The FAA issued the guidance after receiving inquiries from airport operators about their authority to implement a range of restrictions, changes in operations, terminal service consolidations and other responses as the COVID-19 pandemic brings air travel to a near halt.

“The FAA’s primary concern is that federally obligated airports remain safe and open to the traveling public and aircraft,” the agency wrote in the three-page document. “Particularly during this public health emergency, airports play an essential role in transporting medical and emergency equipment and personnel. The FAA continues to expect all airports to operate safely and stay open.”

According to the guidance, all federally obligated airports – those that have accepted federal funds to buy land or develop or improve the airport – are not allowed to close or restrict access to the property without FAA approval.

“This includes all airport structures and operational areas,” according to the document. “If a proposed action suspends or closes an international Port of Entry, then the sponsor may also need approval from Customs and Border Protection.”

Airports do have some options according to the guidance, for consolidating activities or changing operating agreements within terminal walls, however, including:

  • Closing restaurants or other retail activities in the terminal – The closing of restaurants, retail stores or other non-aeronautical functions in a terminal is not likely to violate FAA grant assurances, particularly if driven by public health measures or reduced clientele, and especially if based upon restrictions applicable to all business entities within the jurisdiction
  • Closing gates or sections of terminals – In coordination with airport sponsors, airlines, the Transportation security Administration (TSA) and other entities, closing gates or sections of terminals is likely to be acceptable if the closure is executed in response to reduced passenger volumes and operations, is not discriminatory and does not provide unfair competitive advantage to one operator. For example, TSA has reduced lanes or consolidated passenger screening checkpoint operations in numerous airports in response to reduction of passenger volume
  • Deferral of rental payments or other fees – Airports have flexibility to defer the collection or rents and/or fees if the circumstances warrant. The terms and interest rates applied should be reasonable and applied fairly to similarly situated businesses. Deferral of rental payments and or fees, if adequately justified, is not likely to violate FAA’s grant assurances. A primary goal of the statutory sustainability principle is to keep the airport solvent to ensure the airport can remain open and operate safely.

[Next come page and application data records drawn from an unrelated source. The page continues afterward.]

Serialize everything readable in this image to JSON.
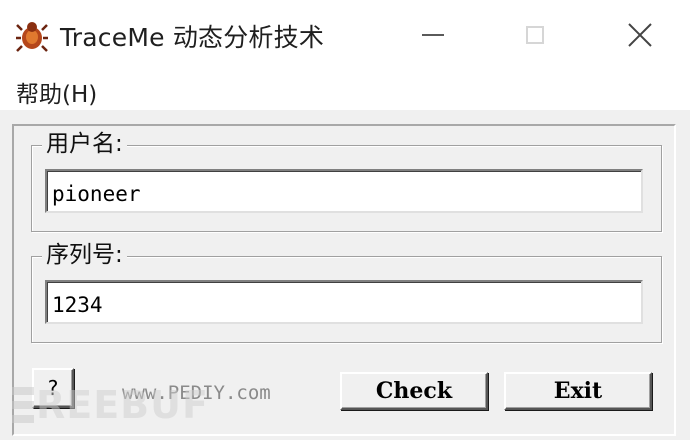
{
  "window": {
    "title": "TraceMe 动态分析技术",
    "controls": {
      "minimize_icon": "minimize-icon",
      "maximize_icon": "maximize-icon",
      "close_icon": "close-icon"
    }
  },
  "menu": {
    "items": [
      {
        "label": "帮助(H)"
      }
    ]
  },
  "form": {
    "username": {
      "label": "用户名:",
      "value": "pioneer"
    },
    "serial": {
      "label": "序列号:",
      "value": "1234"
    }
  },
  "buttons": {
    "help_label": "?",
    "check_label": "Check",
    "exit_label": "Exit"
  },
  "footer": {
    "site_text": "www.PEDIY.com",
    "watermark_text": "REEBUF"
  },
  "colors": {
    "dialog_background": "#f0f0f0",
    "titlebar_background": "#ffffff",
    "text": "#000000"
  }
}
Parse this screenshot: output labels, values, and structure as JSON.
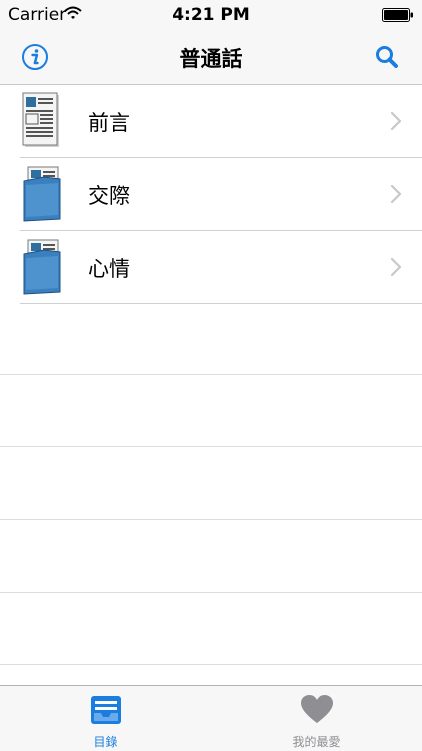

The guidance does not, however, suggest altogether waiving such fees. “In general, there is no authority that would allow an airport to waive landing fees and terminal rents,” the FAA writes. “Any such request should be discussed with the FAA’s Office of Airports.”

To read the entirety of the FAA’s guidance, click here.